Work task - Search the data below for "resources"; list each line that holds it.

Items from a data source:
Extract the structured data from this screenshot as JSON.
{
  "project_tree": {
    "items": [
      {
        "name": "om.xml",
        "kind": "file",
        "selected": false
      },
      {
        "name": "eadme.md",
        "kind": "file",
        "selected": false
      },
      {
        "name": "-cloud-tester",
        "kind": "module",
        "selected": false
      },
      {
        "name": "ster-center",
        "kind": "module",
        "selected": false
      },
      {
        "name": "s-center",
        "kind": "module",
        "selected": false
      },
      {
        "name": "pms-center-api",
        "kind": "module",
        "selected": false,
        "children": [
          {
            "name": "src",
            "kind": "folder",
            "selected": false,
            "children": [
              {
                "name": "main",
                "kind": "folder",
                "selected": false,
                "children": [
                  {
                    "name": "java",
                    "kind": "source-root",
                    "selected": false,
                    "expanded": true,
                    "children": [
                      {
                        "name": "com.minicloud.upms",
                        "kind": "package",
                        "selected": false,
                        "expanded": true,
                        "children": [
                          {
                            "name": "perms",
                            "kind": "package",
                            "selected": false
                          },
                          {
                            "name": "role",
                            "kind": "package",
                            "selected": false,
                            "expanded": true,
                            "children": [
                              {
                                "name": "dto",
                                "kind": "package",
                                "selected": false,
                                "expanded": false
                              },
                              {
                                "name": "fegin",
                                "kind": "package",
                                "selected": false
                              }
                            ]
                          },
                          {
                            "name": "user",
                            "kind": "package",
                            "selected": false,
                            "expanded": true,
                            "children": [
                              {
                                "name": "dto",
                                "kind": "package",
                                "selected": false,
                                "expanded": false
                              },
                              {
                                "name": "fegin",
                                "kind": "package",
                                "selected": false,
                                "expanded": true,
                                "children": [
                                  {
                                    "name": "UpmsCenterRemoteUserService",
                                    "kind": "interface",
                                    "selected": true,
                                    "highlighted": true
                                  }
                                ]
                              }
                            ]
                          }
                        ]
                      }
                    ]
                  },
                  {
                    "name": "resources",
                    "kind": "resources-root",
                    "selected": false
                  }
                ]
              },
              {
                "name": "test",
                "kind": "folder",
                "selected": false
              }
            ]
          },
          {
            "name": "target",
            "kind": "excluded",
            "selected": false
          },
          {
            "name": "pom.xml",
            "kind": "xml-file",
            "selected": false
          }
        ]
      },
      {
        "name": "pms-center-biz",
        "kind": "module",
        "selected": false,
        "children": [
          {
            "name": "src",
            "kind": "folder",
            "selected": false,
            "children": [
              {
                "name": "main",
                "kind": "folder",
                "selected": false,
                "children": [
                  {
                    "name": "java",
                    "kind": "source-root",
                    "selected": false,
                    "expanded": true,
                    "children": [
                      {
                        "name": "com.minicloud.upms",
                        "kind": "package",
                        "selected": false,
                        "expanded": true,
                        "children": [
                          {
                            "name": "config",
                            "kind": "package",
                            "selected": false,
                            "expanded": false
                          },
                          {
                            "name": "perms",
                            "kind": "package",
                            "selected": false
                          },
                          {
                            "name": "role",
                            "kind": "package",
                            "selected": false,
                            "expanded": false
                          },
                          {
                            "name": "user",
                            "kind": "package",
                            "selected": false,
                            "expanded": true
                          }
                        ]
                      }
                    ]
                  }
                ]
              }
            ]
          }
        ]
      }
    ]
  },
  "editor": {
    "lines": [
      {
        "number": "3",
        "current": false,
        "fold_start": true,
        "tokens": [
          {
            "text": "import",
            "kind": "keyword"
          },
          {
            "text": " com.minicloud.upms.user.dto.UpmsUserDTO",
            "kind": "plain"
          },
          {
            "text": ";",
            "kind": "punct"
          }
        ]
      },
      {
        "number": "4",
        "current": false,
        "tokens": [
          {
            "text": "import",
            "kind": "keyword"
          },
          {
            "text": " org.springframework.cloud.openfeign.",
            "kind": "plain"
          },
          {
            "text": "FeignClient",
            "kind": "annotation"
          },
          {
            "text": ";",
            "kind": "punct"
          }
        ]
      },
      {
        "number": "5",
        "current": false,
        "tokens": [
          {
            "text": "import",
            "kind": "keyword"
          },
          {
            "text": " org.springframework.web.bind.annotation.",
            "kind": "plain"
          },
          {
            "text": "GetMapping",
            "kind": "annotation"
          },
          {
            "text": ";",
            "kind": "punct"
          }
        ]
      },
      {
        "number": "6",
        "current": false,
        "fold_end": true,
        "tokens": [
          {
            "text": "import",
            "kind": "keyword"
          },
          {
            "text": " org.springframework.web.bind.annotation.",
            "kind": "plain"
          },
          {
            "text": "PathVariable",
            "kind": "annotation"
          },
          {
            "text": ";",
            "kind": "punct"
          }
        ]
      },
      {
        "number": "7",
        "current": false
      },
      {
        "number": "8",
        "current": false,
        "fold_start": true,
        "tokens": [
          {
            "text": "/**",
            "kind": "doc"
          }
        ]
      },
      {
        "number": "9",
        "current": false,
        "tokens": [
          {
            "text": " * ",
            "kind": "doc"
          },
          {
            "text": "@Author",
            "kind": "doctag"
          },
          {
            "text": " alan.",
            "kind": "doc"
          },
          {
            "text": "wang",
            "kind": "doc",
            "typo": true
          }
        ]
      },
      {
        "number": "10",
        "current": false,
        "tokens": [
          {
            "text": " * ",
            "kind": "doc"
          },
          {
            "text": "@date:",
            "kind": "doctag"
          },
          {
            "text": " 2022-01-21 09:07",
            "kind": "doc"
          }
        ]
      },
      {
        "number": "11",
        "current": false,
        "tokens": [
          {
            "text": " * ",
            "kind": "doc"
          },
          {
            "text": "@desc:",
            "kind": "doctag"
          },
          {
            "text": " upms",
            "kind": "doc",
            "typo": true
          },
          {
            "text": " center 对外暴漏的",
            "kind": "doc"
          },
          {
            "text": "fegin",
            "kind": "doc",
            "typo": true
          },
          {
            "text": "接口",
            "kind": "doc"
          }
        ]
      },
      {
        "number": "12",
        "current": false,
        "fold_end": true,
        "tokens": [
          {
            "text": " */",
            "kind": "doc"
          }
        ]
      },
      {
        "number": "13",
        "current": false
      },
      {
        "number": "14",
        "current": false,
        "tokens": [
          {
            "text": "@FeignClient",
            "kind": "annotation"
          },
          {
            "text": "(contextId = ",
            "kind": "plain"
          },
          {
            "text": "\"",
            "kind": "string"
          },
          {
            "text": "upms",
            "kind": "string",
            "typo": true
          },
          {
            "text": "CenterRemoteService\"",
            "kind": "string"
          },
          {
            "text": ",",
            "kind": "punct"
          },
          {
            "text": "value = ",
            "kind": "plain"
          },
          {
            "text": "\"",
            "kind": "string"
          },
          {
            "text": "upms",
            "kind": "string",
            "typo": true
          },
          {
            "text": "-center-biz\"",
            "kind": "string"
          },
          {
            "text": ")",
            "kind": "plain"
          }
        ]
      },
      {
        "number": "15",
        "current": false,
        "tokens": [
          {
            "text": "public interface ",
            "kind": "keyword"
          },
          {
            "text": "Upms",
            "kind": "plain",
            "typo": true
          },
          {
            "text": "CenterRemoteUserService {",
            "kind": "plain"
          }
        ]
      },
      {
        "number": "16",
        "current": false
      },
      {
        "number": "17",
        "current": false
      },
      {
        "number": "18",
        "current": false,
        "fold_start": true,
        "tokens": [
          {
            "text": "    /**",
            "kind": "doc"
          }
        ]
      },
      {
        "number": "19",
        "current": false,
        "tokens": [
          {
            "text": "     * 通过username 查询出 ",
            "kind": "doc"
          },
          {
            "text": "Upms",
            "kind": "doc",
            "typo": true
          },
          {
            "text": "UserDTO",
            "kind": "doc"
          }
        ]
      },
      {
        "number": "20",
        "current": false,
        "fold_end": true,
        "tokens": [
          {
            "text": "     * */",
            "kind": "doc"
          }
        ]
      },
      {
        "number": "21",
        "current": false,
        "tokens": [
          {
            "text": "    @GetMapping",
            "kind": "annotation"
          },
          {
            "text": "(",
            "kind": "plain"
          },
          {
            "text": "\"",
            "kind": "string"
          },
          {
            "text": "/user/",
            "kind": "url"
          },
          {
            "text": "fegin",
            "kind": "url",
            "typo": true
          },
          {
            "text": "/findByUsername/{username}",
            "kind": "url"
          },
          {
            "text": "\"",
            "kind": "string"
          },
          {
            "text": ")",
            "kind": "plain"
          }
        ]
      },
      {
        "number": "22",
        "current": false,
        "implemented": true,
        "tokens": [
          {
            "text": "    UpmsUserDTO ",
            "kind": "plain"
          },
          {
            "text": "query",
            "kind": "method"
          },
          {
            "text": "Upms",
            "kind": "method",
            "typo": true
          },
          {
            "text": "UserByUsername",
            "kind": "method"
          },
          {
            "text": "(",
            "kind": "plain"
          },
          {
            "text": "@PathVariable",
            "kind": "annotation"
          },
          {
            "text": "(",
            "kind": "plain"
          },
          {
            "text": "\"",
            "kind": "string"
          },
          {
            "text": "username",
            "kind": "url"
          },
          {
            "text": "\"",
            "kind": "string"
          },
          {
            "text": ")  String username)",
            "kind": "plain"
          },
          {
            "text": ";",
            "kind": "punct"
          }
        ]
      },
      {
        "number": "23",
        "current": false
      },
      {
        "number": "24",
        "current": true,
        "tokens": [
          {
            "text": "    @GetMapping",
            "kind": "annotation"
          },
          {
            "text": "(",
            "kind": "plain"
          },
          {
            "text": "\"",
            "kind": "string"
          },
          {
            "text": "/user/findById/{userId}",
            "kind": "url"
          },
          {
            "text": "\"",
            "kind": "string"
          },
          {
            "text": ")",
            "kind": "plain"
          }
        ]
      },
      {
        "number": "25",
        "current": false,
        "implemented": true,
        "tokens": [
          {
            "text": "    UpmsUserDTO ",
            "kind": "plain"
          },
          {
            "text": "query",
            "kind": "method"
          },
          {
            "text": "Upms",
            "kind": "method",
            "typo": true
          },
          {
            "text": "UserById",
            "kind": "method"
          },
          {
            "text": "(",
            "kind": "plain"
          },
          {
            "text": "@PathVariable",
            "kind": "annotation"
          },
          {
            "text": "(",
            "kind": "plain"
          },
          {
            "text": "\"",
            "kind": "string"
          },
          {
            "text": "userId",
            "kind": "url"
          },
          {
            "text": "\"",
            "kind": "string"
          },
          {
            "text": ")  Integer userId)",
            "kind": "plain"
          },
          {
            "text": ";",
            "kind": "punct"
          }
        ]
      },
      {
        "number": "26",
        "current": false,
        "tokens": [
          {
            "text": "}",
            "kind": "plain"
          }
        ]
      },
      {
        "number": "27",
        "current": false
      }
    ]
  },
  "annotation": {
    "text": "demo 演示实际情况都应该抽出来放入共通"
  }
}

Task response -
                    "name": "resources",
                    "kind": "resources-root",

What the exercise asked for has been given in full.